▶ [GIVEN DATA]:
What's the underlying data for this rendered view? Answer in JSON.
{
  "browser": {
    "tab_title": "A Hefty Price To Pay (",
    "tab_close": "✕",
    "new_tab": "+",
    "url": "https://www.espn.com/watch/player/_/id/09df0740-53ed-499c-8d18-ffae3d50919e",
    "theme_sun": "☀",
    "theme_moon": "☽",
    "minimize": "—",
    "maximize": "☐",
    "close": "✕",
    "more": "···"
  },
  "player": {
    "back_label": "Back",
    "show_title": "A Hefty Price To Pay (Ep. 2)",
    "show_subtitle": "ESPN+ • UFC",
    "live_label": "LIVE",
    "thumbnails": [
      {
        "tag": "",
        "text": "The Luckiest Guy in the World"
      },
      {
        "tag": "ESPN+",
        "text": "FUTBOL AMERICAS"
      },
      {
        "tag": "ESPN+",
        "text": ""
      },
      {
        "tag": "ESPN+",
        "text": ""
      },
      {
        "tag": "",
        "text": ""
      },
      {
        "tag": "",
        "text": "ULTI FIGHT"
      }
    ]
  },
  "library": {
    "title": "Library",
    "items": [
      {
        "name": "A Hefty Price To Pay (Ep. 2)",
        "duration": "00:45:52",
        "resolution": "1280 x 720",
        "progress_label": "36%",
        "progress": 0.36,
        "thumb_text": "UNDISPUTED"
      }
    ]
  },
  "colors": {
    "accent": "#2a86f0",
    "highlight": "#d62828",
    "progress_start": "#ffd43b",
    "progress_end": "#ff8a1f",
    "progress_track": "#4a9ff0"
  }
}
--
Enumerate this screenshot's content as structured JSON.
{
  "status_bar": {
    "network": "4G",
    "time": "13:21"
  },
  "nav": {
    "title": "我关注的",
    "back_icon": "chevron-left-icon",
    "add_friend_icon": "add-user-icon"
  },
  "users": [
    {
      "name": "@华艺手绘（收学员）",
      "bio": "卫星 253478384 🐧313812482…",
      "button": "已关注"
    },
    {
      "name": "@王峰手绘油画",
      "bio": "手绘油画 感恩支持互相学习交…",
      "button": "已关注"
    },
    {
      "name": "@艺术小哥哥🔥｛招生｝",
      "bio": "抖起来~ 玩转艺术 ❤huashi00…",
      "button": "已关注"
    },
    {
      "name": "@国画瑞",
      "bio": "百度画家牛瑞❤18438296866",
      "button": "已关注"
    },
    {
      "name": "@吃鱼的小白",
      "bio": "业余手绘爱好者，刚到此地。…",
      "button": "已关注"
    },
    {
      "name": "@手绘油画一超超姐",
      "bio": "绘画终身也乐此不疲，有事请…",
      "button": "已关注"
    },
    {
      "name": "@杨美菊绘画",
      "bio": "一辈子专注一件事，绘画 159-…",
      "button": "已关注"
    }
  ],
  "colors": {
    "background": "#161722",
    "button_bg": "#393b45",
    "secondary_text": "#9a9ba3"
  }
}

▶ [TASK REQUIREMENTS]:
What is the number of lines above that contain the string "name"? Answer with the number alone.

▶ [TASK ANSWER]:
8